There’s a header (wood) in the top corner so we didn’t have to worry about marking any studs for this one, but for the rest we used our stud finder to identify two different studs spaced somewhat evenly apart in the center. We’d be nailing the slat into each end as well (there’s always a stud in the corner of the walls) so that meant four nails per board.
To ensure they were evenly spaced, we cut a couple pieces of scrap boards and used them as spacers, turning them so that each slat would be spaced 3/4″ apart.
With each of us on a ladder on either side of the wall, installation went surprisingly quick and seamless (you can watch a timelapse of it on my Instagram!)
What took the most time was carrying the wood three stories from the garage to the bedroom back and forth—whew!
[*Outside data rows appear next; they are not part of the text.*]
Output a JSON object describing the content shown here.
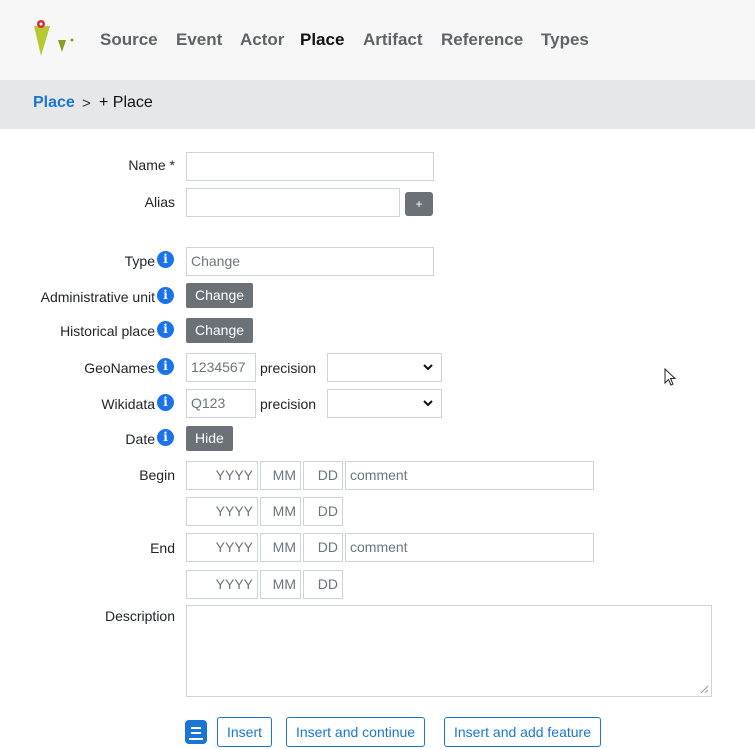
{
  "nav": {
    "items": [
      "Source",
      "Event",
      "Actor",
      "Place",
      "Artifact",
      "Reference",
      "Types"
    ],
    "active": "Place"
  },
  "breadcrumb": {
    "parent": "Place",
    "separator": ">",
    "current": "+ Place"
  },
  "form": {
    "name_label": "Name *",
    "alias_label": "Alias",
    "alias_add": "+",
    "type_label": "Type",
    "type_placeholder": "Change",
    "admin_label": "Administrative unit",
    "admin_button": "Change",
    "historical_label": "Historical place",
    "historical_button": "Change",
    "geonames_label": "GeoNames",
    "geonames_placeholder": "1234567",
    "wikidata_label": "Wikidata",
    "wikidata_placeholder": "Q123",
    "precision_label": "precision",
    "date_label": "Date",
    "date_button": "Hide",
    "begin_label": "Begin",
    "end_label": "End",
    "year_placeholder": "YYYY",
    "month_placeholder": "MM",
    "day_placeholder": "DD",
    "comment_placeholder": "comment",
    "description_label": "Description",
    "info_glyph": "i"
  },
  "actions": {
    "insert": "Insert",
    "insert_continue": "Insert and continue",
    "insert_feature": "Insert and add feature"
  },
  "colors": {
    "accent": "#1a76d2",
    "button_gray": "#6b7176",
    "logo_green": "#b5c934"
  }
}
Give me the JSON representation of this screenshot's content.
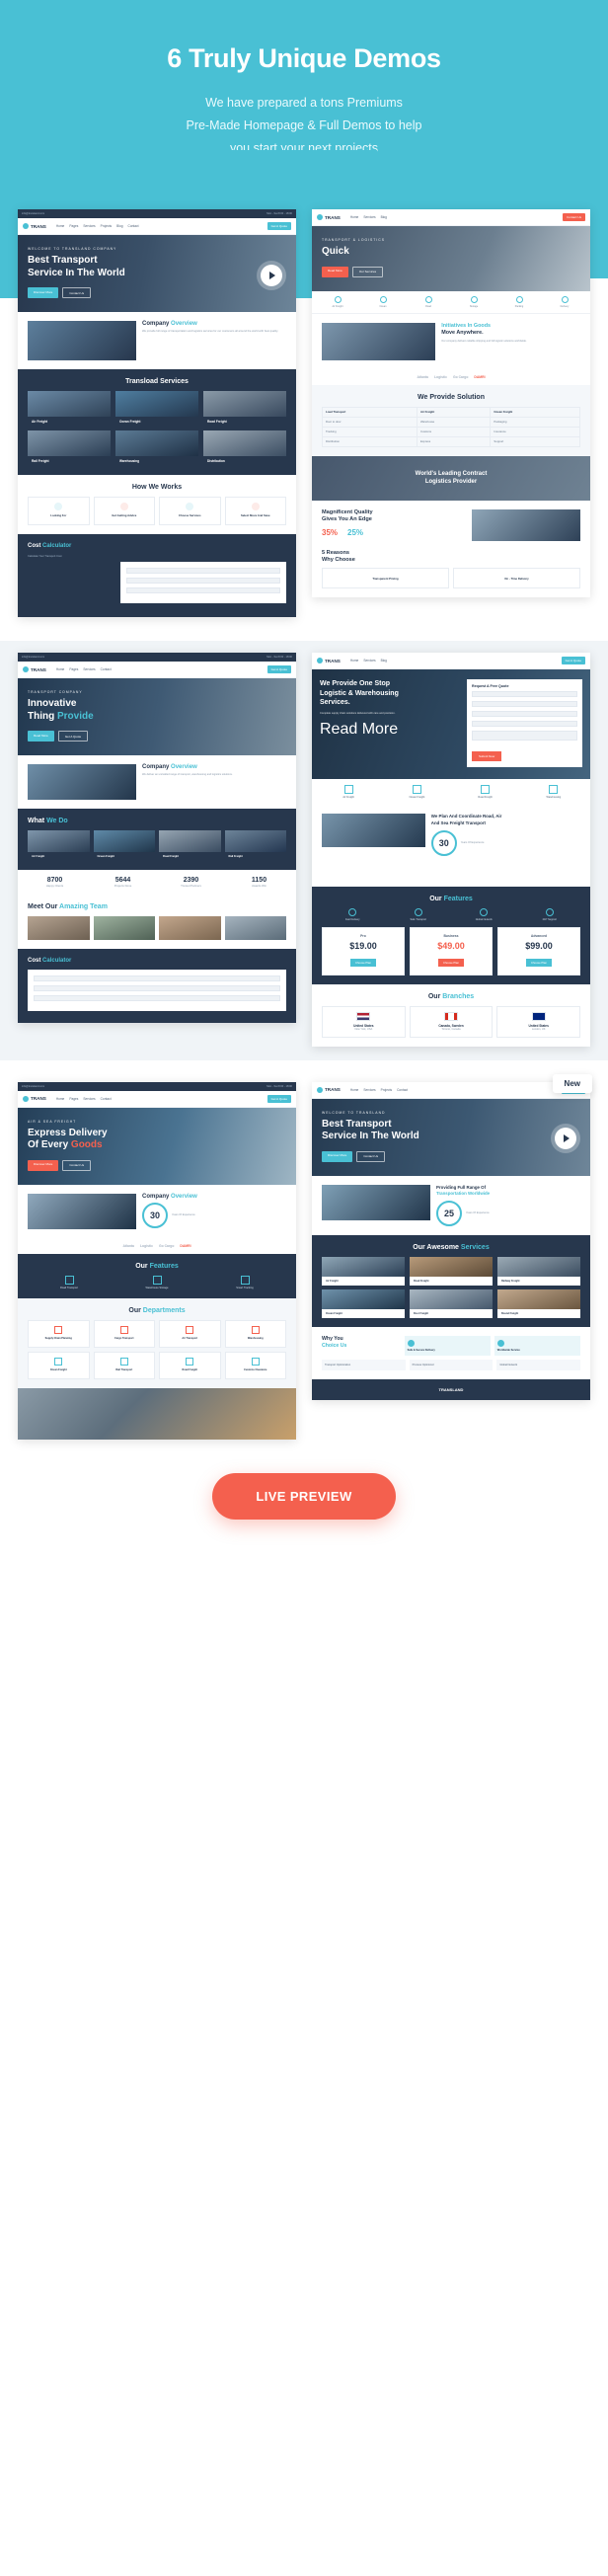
{
  "hero": {
    "title": "6 Truly Unique Demos",
    "line1": "We have prepared a tons Premiums",
    "line2": "Pre-Made Homepage & Full Demos to help",
    "line3": "you start your next projects"
  },
  "brand": {
    "name": "TRANS",
    "name_suffix": "LAND",
    "accent_teal": "#49c0d4",
    "accent_red": "#f4604e",
    "dark_navy": "#27374d"
  },
  "nav": {
    "items": [
      "Home",
      "Pages",
      "Services",
      "Projects",
      "Blog",
      "Contact"
    ],
    "cta": "Get A Quote",
    "cta2": "Contact Us"
  },
  "topbar": {
    "left": "info@transland.com",
    "right": "Mon - Sat 8:00 - 18:00"
  },
  "demos": [
    {
      "id": "demo-1",
      "banner": {
        "sub": "WELCOME TO TRANSLAND COMPANY",
        "title_a": "Best Transport",
        "title_b": "Service In The World",
        "btn1": "Discover More",
        "btn2": "Contact Us"
      },
      "sections": [
        {
          "key": "company-overview",
          "title_a": "Company",
          "title_b": "Overview",
          "text": "We provide full range of transportation and logistics services for our customers all around the world with best quality."
        },
        {
          "key": "transload-services",
          "title": "Transload Services",
          "cards": [
            {
              "label": "Air Freight"
            },
            {
              "label": "Ocean Freight"
            },
            {
              "label": "Road Freight"
            },
            {
              "label": "Rail Freight"
            },
            {
              "label": "Warehousing"
            },
            {
              "label": "Distribution"
            }
          ]
        },
        {
          "key": "how-we-works",
          "title": "How We Works",
          "steps": [
            {
              "t": "Looking For"
            },
            {
              "t": "Get Getting Advice"
            },
            {
              "t": "Choose Services"
            },
            {
              "t": "Select Move And Save"
            }
          ]
        },
        {
          "key": "cost-calculator",
          "title_a": "Cost",
          "title_b": "Calculator",
          "sub": "Calculate Your Transport Cost"
        }
      ]
    },
    {
      "id": "demo-2",
      "banner": {
        "sub": "TRANSPORT & LOGISTICS",
        "title_a": "Quick",
        "btn1": "Read More",
        "btn2": "Our Services"
      },
      "icons_row": [
        "Air Freight",
        "Ocean",
        "Road",
        "Storage",
        "Packing",
        "Delivery"
      ],
      "sections": [
        {
          "key": "initiatives",
          "title_a": "Initiatives In Goods",
          "title_b": "Move Anywhere.",
          "text": "Our company delivers reliable shipping and full logistic solutions worldwide."
        },
        {
          "key": "partner-logos",
          "logos": [
            "Atlanta",
            "Logistic",
            "Go Cargo",
            "DAMRI"
          ]
        },
        {
          "key": "we-provide-solution",
          "title": "We Provide Solution",
          "table": {
            "headers": [
              "Load Transport",
              "Air Freight",
              "Ocean Freight"
            ],
            "rows": [
              [
                "Door to door",
                "Warehouse",
                "Packaging"
              ],
              [
                "Tracking",
                "Customs",
                "Insurance"
              ],
              [
                "Distribution",
                "Express",
                "Support"
              ]
            ]
          }
        },
        {
          "key": "worlds-leading",
          "title_a": "World's Leading Contract",
          "title_b": "Logistics Provider"
        },
        {
          "key": "magnificent-quality",
          "title_a": "Magnificent Quality",
          "title_b": "Gives You An Edge",
          "pct1": "35%",
          "pct2": "25%"
        },
        {
          "key": "5-reasons",
          "title_a": "5 Reasons",
          "title_b": "Why Choose",
          "item1": "Transparent Pricing",
          "item2": "On - Time Delivery"
        }
      ]
    },
    {
      "id": "demo-3",
      "banner": {
        "sub": "TRANSPORT COMPANY",
        "title_a": "Innovative",
        "title_b": "Thing",
        "title_accent": "Provide",
        "btn1": "Read More",
        "btn2": "Get A Quote"
      },
      "sections": [
        {
          "key": "company-overview",
          "title_a": "Company",
          "title_b": "Overview",
          "text": "We deliver an unrivalled range of transport, warehousing and logistics solutions."
        },
        {
          "key": "what-we-do",
          "title_a": "What",
          "title_b": "We Do",
          "cards": [
            {
              "label": "Air Freight"
            },
            {
              "label": "Ocean Freight"
            },
            {
              "label": "Road Freight"
            },
            {
              "label": "Rail Freight"
            }
          ]
        },
        {
          "key": "counters",
          "stats": [
            {
              "n": "8700",
              "l": "Happy Clients"
            },
            {
              "n": "5644",
              "l": "Projects Done"
            },
            {
              "n": "2390",
              "l": "Trusted Partners"
            },
            {
              "n": "1150",
              "l": "Awards Win"
            }
          ]
        },
        {
          "key": "meet-team",
          "title_a": "Meet Our",
          "title_b": "Amazing Team"
        },
        {
          "key": "cost-calculator",
          "title_a": "Cost",
          "title_b": "Calculator",
          "sub": "Calculate Your Transport Cost"
        }
      ]
    },
    {
      "id": "demo-4",
      "banner": {
        "title_a": "We Provide One Stop",
        "title_b": "Logistic & Warehousing",
        "title_c": "Services.",
        "text": "Complete supply chain solutions delivered with care and precision.",
        "btn": "Read More"
      },
      "quote_form": {
        "title": "Request A Free Quote",
        "fields": [
          "Your Name",
          "Email Address",
          "Phone Number",
          "Service Type",
          "Message"
        ],
        "submit": "Submit Now"
      },
      "sections": [
        {
          "key": "service-icons",
          "items": [
            "Air Freight",
            "Ocean Freight",
            "Road Freight",
            "Warehousing"
          ]
        },
        {
          "key": "coordinate",
          "title_a": "We Plan And Coordinate Road, Air",
          "title_b": "And Sea Freight Transport",
          "number": "30",
          "number_label": "Years Of Experience",
          "btn": "Read More"
        },
        {
          "key": "our-features",
          "title_a": "Our",
          "title_b": "Features",
          "features": [
            "Fast Delivery",
            "Safe Transport",
            "Global Network",
            "24/7 Support"
          ],
          "pricing": [
            {
              "name": "Pro",
              "price": "$19.00",
              "active": false,
              "btn": "Choose Plan"
            },
            {
              "name": "Business",
              "price": "$49.00",
              "active": true,
              "btn": "Choose Plan"
            },
            {
              "name": "Advanced",
              "price": "$99.00",
              "active": false,
              "btn": "Choose Plan"
            }
          ]
        },
        {
          "key": "our-branches",
          "title_a": "Our",
          "title_b": "Branches",
          "branches": [
            {
              "name": "United States",
              "addr": "New York, USA"
            },
            {
              "name": "Canada, Sweden",
              "addr": "Toronto, Canada"
            },
            {
              "name": "United States",
              "addr": "London, UK"
            }
          ]
        }
      ]
    },
    {
      "id": "demo-5",
      "banner": {
        "sub": "AIR & SEA FREIGHT",
        "title_a": "Express Delivery",
        "title_b": "Of Every",
        "title_accent": "Goods",
        "btn1": "Discover More",
        "btn2": "Contact Us"
      },
      "sections": [
        {
          "key": "company-overview",
          "title_a": "Company",
          "title_b": "Overview",
          "number": "30",
          "number_label": "Years Of Experience"
        },
        {
          "key": "partner-logos",
          "logos": [
            "Atlanta",
            "Logistic",
            "Go Cargo",
            "DAMRI"
          ]
        },
        {
          "key": "our-features",
          "title_a": "Our",
          "title_b": "Features",
          "features": [
            "Road Transport",
            "Warehouse Storage",
            "Smart Tracking"
          ]
        },
        {
          "key": "our-departments",
          "title_a": "Our",
          "title_b": "Departments",
          "departments": [
            "Supply Chain Planning",
            "Cargo Transport",
            "Air Transport",
            "Warehousing",
            "Ocean Freight",
            "Rail Transport",
            "Road Freight",
            "Customs Clearance"
          ]
        }
      ]
    },
    {
      "id": "demo-6",
      "badge": "New",
      "banner": {
        "sub": "WELCOME TO TRANSLAND",
        "title_a": "Best Transport",
        "title_b": "Service In The World",
        "btn1": "Discover More",
        "btn2": "Contact Us"
      },
      "sections": [
        {
          "key": "full-range",
          "title_a": "Providing Full Range Of",
          "title_b": "Transportation Worldwide",
          "number": "25",
          "number_label": "Years Of Experience"
        },
        {
          "key": "awesome-services",
          "title_a": "Our Awesome",
          "title_b": "Services",
          "services": [
            "Air Freight",
            "Road Freight",
            "Railway Freight",
            "Ocean Freight",
            "Door Freight",
            "Bound Freight"
          ]
        },
        {
          "key": "why-you-choose-us",
          "title_a": "Why You",
          "title_b": "Choice Us",
          "items": [
            "Safe & Secure Delivery",
            "Worldwide Service",
            "Transport Optimization",
            "Process Optimized",
            "Global Network",
            "Customer Support"
          ]
        }
      ],
      "footer": {
        "brand": "TRANSLAND"
      }
    }
  ],
  "cta": {
    "label": "LIVE PREVIEW"
  }
}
We sure got our workout in.
We had a nice rhythm going until we hit the outlet. There’s a stud on the right side of the outlet so we were able to secure those boards to the wall…
But there was no stud on the left side, which mattered because the wall was bowed, leaving quite a large gap behind the slats.
We needed a way to pull the slat to the wall, so our best option was drywall anchors (these are the only ones we use religiously and love!)
We would end up patching/sanding/touch-up painting the screw holes just like all the other nail holes, so no big deal! Plus, it will be hidden behind the bed. And with that small speedbump out of the way, our slat wall was done!
Well, technically, the easy part was done. We still had about 300 nail holes to patch, sand and touch-up paint…
I’ll spare you the monotonous details of this (you can reference my DIY panel wall tutorial if you want a novel about wood finishing techniques) but basically it involved a whole lot of putty…
And a whole lot of sanding.
Which left a whole lot of dust, but it wiped away pretty easily with a broom head. A dry paint brush would work well here too for dust maintenance!
Once the dust had settled, I used a roller to go over the front of the slats one final time to ensure a smooth finish. And then… the wall was DONE!
We also installed a new ceiling fan (we painted the metal gold, I’ll share more about this soon in Part 2!)
I know this is bolder than something you’d see at our Heights House, but that’s why designing for friends is the best! I can try new styles and techniques and not worry about it fitting in with a specific aesthetic.
I’m getting sleek, trendy boutique hotel vibes from these slats… what about you? And the whole project (wood and paint) came in at $360—not bad to transform every wall + ceiling in a bedroom.
I love that our friends aren’t afraid to branch out and use color. Right now the room looks pretty stark since there’s no furnishings/decor in there, but once everything is layered in, it will feel much warmer and balanced.
We’re still waiting on a few items to be delivered so I’m not sure if the reveal will be next week or the week after—but it’s coming soon! Hold your judgment until then 😉
Would you want to try a slat wall? I’m such a fan of this look and can see myself trying it in another application at some point. Maybe stained wood? Vertical slats? On a piece of furniture? The possibilities are endless. More DIY coming next week!